(An early poem by Louise Erdrich. . . By the time this one came out in the Carolina Quarterly in '79, she was editing a small newspaper for the Boston Indian Council and had published poetry in three other journals.)
All autumn, black plums
split and dropped from the boughs.
We gathered the sweetness
and sealed it in jars,
loading the cupboards and cellar.
At night we went down in the bedclothes, laden
beyond wht the arms were meant to carry aone,
and we dreamed that with our shirts off
in the quarry, the cool water
came under to bear us away.
That season our sleep grew around us
as if from the walls
a dense snow fell and formed
other bodies, and the voices
of men who melted into us, burning, and children
who drifted, lost, looking for home.
After the long rains, the land gone bare,
we walked out again to the wind breaks. White crown

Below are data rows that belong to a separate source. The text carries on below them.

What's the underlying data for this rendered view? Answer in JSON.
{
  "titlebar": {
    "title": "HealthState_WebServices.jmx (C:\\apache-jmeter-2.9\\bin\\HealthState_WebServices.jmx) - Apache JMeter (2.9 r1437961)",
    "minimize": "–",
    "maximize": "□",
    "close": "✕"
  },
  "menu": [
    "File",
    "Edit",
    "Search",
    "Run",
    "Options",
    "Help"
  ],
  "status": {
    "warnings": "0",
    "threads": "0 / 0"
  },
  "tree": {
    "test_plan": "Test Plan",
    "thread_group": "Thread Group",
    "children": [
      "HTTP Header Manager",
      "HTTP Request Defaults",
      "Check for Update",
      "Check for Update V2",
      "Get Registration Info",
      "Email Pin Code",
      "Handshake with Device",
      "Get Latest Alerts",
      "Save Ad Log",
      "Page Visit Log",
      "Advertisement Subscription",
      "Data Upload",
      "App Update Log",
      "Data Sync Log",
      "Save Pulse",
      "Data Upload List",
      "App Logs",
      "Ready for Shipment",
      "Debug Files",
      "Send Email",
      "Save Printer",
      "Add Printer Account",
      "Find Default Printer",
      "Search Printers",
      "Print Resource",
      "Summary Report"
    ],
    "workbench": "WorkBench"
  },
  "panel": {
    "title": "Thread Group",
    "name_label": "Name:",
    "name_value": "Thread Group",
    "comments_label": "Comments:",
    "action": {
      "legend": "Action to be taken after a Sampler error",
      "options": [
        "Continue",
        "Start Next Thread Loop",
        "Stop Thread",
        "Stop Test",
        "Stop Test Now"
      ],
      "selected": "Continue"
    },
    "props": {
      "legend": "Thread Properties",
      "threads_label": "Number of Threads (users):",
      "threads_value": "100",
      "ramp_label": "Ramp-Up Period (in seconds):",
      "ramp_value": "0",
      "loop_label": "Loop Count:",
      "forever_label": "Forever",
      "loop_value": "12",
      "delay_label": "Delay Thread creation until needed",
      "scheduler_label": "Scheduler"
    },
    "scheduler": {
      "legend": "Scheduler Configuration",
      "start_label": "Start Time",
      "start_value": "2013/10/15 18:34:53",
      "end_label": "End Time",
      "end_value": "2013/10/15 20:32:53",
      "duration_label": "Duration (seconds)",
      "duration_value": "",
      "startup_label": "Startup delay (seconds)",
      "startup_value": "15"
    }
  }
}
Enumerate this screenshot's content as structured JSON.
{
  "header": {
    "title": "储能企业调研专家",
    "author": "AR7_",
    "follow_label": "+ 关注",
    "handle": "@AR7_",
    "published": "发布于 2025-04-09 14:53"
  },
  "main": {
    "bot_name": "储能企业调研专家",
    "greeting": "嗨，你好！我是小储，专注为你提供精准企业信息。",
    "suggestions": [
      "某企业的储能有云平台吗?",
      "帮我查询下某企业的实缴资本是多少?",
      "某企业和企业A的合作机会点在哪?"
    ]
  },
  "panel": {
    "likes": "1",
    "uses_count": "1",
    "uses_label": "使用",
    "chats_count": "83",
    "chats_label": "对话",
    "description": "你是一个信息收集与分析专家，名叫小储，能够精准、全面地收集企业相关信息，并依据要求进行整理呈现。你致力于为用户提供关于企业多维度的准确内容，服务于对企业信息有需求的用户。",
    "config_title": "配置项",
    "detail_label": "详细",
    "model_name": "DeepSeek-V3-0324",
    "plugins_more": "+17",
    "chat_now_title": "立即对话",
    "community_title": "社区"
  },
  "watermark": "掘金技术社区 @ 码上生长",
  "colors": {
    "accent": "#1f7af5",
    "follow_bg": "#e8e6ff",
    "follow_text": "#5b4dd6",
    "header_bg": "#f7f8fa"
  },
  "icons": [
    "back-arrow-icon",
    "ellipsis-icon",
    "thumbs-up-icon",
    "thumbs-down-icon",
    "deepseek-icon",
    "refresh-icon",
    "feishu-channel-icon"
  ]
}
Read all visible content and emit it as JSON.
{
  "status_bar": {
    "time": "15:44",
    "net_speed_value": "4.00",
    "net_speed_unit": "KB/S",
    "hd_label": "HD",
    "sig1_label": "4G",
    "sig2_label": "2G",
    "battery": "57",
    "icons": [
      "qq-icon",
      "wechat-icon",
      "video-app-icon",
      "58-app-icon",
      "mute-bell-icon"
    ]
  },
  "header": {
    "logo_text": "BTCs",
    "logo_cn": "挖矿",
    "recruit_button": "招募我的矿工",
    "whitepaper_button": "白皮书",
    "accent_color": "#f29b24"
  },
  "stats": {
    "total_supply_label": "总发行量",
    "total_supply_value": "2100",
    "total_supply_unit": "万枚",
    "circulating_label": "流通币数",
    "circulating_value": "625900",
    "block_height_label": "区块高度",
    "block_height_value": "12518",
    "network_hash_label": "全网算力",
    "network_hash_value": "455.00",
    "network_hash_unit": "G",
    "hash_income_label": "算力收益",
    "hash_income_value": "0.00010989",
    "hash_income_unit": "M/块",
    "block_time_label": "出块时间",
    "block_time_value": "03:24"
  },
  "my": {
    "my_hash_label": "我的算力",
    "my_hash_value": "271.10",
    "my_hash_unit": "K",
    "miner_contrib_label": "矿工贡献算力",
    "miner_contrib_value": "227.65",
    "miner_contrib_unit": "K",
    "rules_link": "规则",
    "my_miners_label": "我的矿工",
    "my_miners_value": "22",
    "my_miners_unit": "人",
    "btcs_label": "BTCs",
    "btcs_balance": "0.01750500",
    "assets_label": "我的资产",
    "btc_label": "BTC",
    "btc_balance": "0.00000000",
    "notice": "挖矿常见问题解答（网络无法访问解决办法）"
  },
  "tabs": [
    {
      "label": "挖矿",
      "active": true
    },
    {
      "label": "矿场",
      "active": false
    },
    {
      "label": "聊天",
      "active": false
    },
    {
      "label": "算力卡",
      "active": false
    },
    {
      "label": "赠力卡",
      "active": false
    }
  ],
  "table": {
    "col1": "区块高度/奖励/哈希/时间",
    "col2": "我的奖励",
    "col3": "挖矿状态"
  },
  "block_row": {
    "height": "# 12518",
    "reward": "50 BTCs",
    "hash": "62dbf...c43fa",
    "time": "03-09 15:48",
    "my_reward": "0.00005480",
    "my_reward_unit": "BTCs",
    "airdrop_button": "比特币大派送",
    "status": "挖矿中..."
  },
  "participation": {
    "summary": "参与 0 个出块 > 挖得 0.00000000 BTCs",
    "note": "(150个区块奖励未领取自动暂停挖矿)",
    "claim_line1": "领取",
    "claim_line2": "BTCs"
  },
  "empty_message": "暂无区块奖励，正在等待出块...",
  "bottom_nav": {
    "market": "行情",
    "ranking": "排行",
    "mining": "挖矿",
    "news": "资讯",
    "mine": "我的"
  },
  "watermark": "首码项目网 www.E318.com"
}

of the plum trees
had filled the purple throats of the iris.
We lay in the grass,
the bees drinking in tongues,
and already the brittle hum of the locust
in the red wheat, growing.
Again, the year come full circle, the men
came knocking in the fields,
headfuls of blackened seeds,
and the husking, scorched mountains of sunflowers.
We went closed, still golden, among the harvesters.
Shifting the load from arm to arm,
they drove us into town.
We shook out our dresses and hair, oh then
there was abundance come down
in the face of the coming year.
We held ourselves into
the wind, our bodies
broke open, and the snow began falling.
It fell until the world was filled up, and filled again,
until it rose past all the limits we could have known.